Jenn and I laid in the sun and talked to my mother-in-law, Sandy.
The boys played Marco Polo, dove for quarters and got some end of summer energy out.
Will kept asking to do flips off of the edge and I kept telling him,
"I DO NOT want you to get an injury two days before school starts."
I said this multiple times. Each time that he did something wild and dangerous.
He doesn't ever consider outcomes. He lives in the moment of fun and excitement.
When we packed up our towels, we decided to get ice cream.
Now this got me excited.
All the boys headed to my car and I said good-bye to Sandy and hurried to the car.
I was making great strides in my flip-flops.
And then I wasn't.
Because I rammed my foot straight into a concrete stop at the end of the parking space.
It felled me like tree.
It was actually more of a full body crumpling action.
I was up. Then I was down. I was in shock.
Will got into the car injury free. Me? Not so much.
Nate told Jenn later, "All I saw was her hair go down."
Now it has been a while since I have broken a toe.
And never have a broken one with such force.
It started turning purple and blue immediately and throbbing. So ouchy.
My toe was speaking to me with strong words. Like "How dare you!" and "I think I'm dying."
I drove Jenn's boys over to her and told her,
"I don't think I can go get ice cream. I think I broke my toe."
I didn't start crying until we drove out of the parking lot.
Jack patted my shoulder as I was biting my lip to try and distract myself from the pain.
Addie said, kindly, from the back seat, "It's okay, Mom. Go ahead and cry."
I cried the entire 20 minute ride home.
Toes are important. Mine was upset with me.
I didn't make it to the doctor until Sunday when I realized that I was not going to be able to put
any pressure on my foot.
I borrowed a pair of Will's crutches...he has multiple pairs.
Jack went with me.
I almost passed out trying to hurl my body from the parking lot to the hospital
and then on to radiology.
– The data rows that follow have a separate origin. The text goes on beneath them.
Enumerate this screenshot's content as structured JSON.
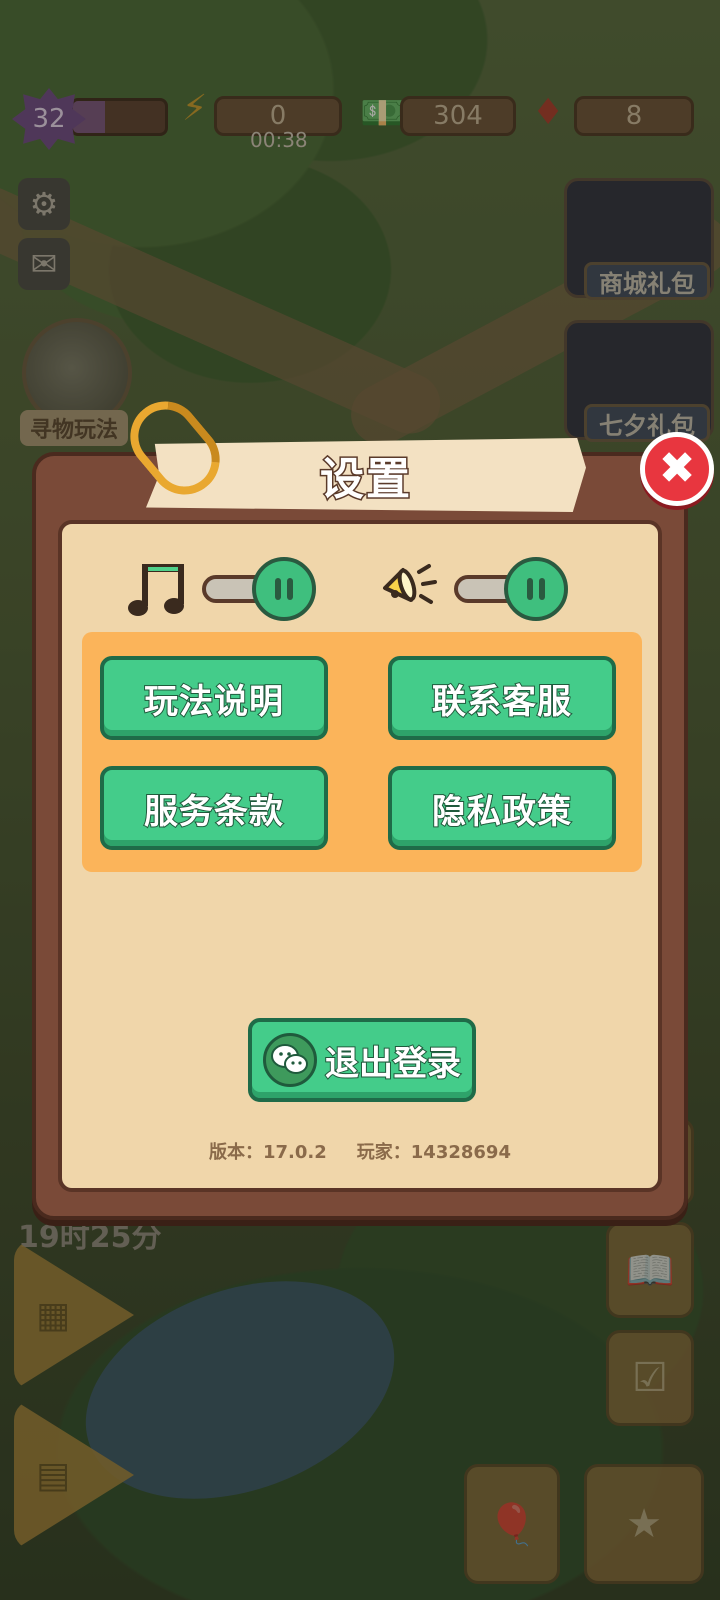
{
  "hud": {
    "level": "32",
    "energy": "0",
    "energy_timer": "00:38",
    "cash": "304",
    "gems": "8"
  },
  "background": {
    "shop_pack_label": "商城礼包",
    "festival_pack_label": "七夕礼包",
    "find_mode_label": "寻物玩法",
    "clock_text": "19时25分"
  },
  "dialog": {
    "title": "设置",
    "close_symbol": "✖",
    "music_toggle": {
      "state": "on"
    },
    "sound_toggle": {
      "state": "on"
    },
    "buttons": {
      "how_to_play": "玩法说明",
      "contact_support": "联系客服",
      "terms_of_service": "服务条款",
      "privacy_policy": "隐私政策"
    },
    "logout_label": "退出登录",
    "version_text": "版本：17.0.2",
    "player_text": "玩家：14328694"
  },
  "colors": {
    "panel_brown": "#7a4a38",
    "panel_cream": "#f0d6aa",
    "button_green": "#44cc8a",
    "panel_orange": "#fbb45a",
    "close_red": "#e8363f"
  }
}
Crutches are no joke.
Apparently, I have no upper body strength anymore.
Jack tried to encourage me as I would pause to take breathing breaks.
"It's like the Olympics, Mom. You can do it."
I think I just glared at him. I was breathing too heavily to say anything.
I made it back home with a confirmation of a fractured toe and a Bozo sized orthopedic shoe.
They were out of my size.
It does not build up one's confidence to wear medical foot gear that could fit a clown.
So I am hobbling about and praying for quick healing. Jesus, help me.
And considering buying a pair of Doc Martens for some steel toed protection in the future.
As soon as my toe stops hurting, I will be getting a restorative pedicure.
Because toes are important.